Curfew-like restrictions imposed in Srinagar to foil separatists' march
Media reports said coils of razor fitted concertina wire were placed on main roads and traffic intersections here by the security forces
In view of the separatist-called protest march, Jammu and Kashmir authorities on Friday imposed curfew-like restriction in Srinagar and other parts of Kashmir Valley to foil the rally.
In order to foil the sit-in and protest march, contingents of police and Central Reserve Police Force (CRPF) in full riot gear were deployed in both uptown and old city areas of Srinagar to impose curfew-like restrictions.
Media reports said coils of razor fitted concertina wire were placed on main roads and traffic intersections here by the security forces.
Authorities have ordered restriction on both pedestrian and vehicular movements, except in city outskirts where some private vehicles were seen moving in the morning.

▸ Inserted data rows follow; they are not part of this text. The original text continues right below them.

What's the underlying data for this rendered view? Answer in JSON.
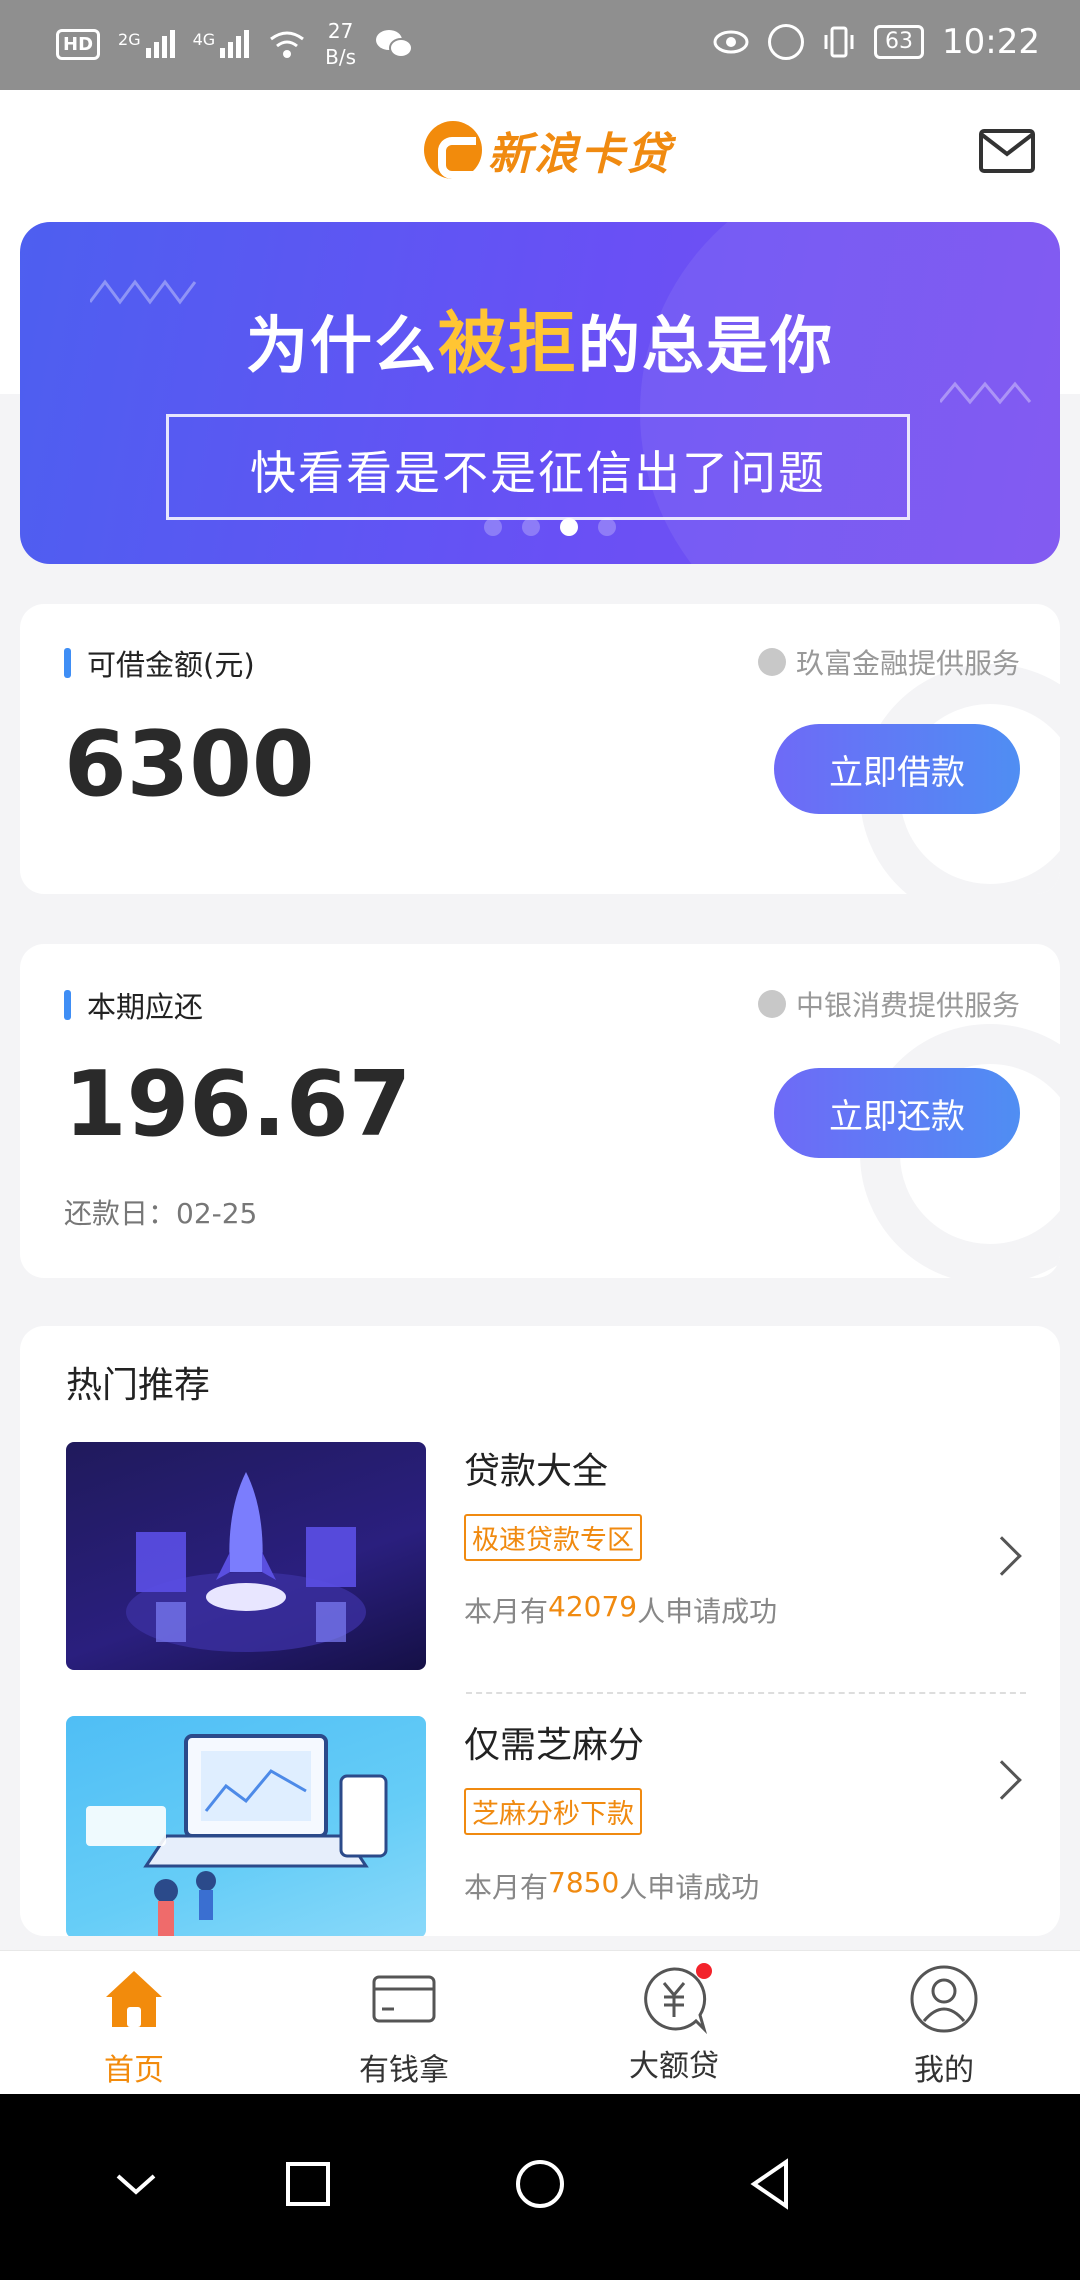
{
  "status_bar": {
    "hd": "HD",
    "net1": "2G",
    "net2": "4G",
    "speed_value": "27",
    "speed_unit": "B/s",
    "battery": "63",
    "time": "10:22"
  },
  "header": {
    "logo_text": "新浪卡贷"
  },
  "banner": {
    "title_before": "为什么",
    "title_highlight": "被拒",
    "title_after": "的总是你",
    "subtitle": "快看看是不是征信出了问题",
    "dots": 4,
    "active_dot": 2
  },
  "loan_card": {
    "label": "可借金额(元)",
    "provider": "玖富金融提供服务",
    "amount": "6300",
    "button": "立即借款"
  },
  "repay_card": {
    "label": "本期应还",
    "provider": "中银消费提供服务",
    "amount": "196.67",
    "due_date": "还款日：02-25",
    "button": "立即还款"
  },
  "hot": {
    "title": "热门推荐",
    "items": [
      {
        "title": "贷款大全",
        "tag": "极速贷款专区",
        "desc_prefix": "本月有",
        "count": "42079",
        "desc_suffix": "人申请成功"
      },
      {
        "title": "仅需芝麻分",
        "tag": "芝麻分秒下款",
        "desc_prefix": "本月有",
        "count": "7850",
        "desc_suffix": "人申请成功"
      }
    ]
  },
  "bottom_nav": {
    "items": [
      {
        "label": "首页",
        "active": true
      },
      {
        "label": "有钱拿",
        "active": false
      },
      {
        "label": "大额贷",
        "active": false,
        "badge": true
      },
      {
        "label": "我的",
        "active": false
      }
    ]
  },
  "colors": {
    "brand_orange": "#f28b0c",
    "button_gradient_start": "#6e6af7",
    "button_gradient_end": "#4f8ef3",
    "accent_blue": "#3f8ef5",
    "badge_red": "#f3232b"
  }
}
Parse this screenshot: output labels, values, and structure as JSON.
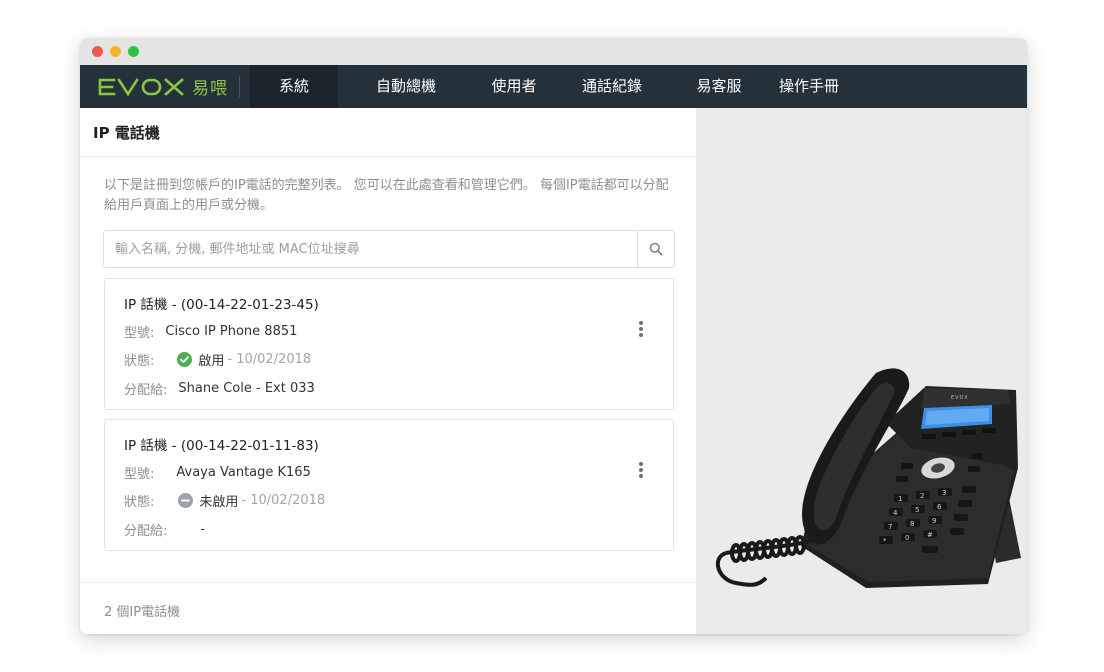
{
  "window": {
    "controls": [
      "close",
      "minimize",
      "maximize"
    ]
  },
  "brand": {
    "logo_text": "EVOX",
    "logo_cn": "易喂",
    "accent_color": "#8ec641",
    "nav_bg": "#24303a"
  },
  "nav": {
    "items": [
      {
        "label": "系統",
        "active": true
      },
      {
        "label": "自動總機",
        "active": false
      },
      {
        "label": "使用者",
        "active": false
      },
      {
        "label": "通話紀錄",
        "active": false
      },
      {
        "label": "易客服",
        "active": false
      },
      {
        "label": "操作手冊",
        "active": false
      }
    ]
  },
  "page": {
    "title": "IP 電話機",
    "description": "以下是註冊到您帳戶的IP電話的完整列表。 您可以在此處查看和管理它們。 每個IP電話都可以分配給用戶頁面上的用戶或分機。"
  },
  "search": {
    "placeholder": "輸入名稱, 分機, 郵件地址或 MAC位址搜尋",
    "value": "",
    "icon": "search-icon"
  },
  "phones": [
    {
      "title": "IP 話機 - (00-14-22-01-23-45)",
      "model_label": "型號:",
      "model": "Cisco IP Phone 8851",
      "status_label": "狀態:",
      "status": "啟用",
      "status_icon": "check-circle-icon",
      "status_color": "#4caf50",
      "date": "- 10/02/2018",
      "assigned_label": "分配給:",
      "assigned": "Shane Cole - Ext 033"
    },
    {
      "title": "IP 話機 - (00-14-22-01-11-83)",
      "model_label": "型號:",
      "model": "Avaya Vantage K165",
      "status_label": "狀態:",
      "status": "未啟用",
      "status_icon": "minus-circle-icon",
      "status_color": "#9aa3ab",
      "date": "- 10/02/2018",
      "assigned_label": "分配給:",
      "assigned": "-"
    }
  ],
  "footer": {
    "count_text": "2 個IP電話機"
  },
  "phone_image": {
    "brand_text": "EVOX",
    "keypad": [
      "1",
      "2",
      "3",
      "4",
      "5",
      "6",
      "7",
      "8",
      "9",
      "*",
      "0",
      "#"
    ]
  }
}
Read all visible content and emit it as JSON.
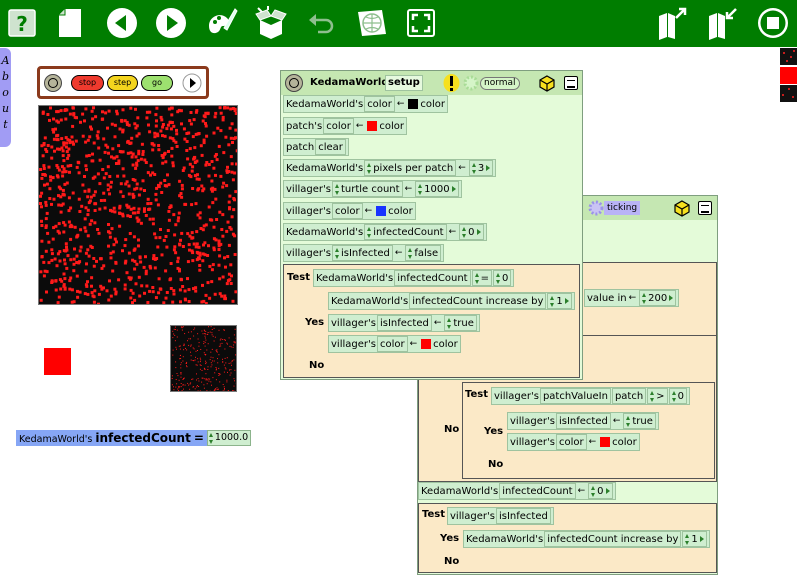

Separatists camp have asked people to march to the state Rajbhavan in the high security Chashma shahi area here as part of their resistance calendar.
Despite all the separatist leaders having being placed under detention since July 9 when the present unrest started in Jammu and Kashmir, separatists have been continuing the protests and shutdowns through weekly calendars mailed to the media. Authorities have been taking no chance to ensure that Friday prayers pass-off peacefully.
Normal life has been affected badly in Jammu and Kashmir since the killing of Hizbul Mujahideen commander Burhan Wani in an encounter with security forces on July 8. During the last 97 days of ongoing violence, post Friday prayer protests have been taking place across the Valley. At least 91 people have been killed and over 12,000 injured in the over three months of unrest.
Meanwhile, initial police investigations hint that one attacker of the three-day-long Pampore gunfight, was a Pakistani national and active in south Kashmir’s Pulwama for the past five months, reports The Tribune.Police sources said one of the slain militants was operating under the code name Abu Maaz. “Most probably the second militant is Abu Waleed, also a Pakistani, but we are trying to ascertain his identity,” its source was quoted as saying in the report.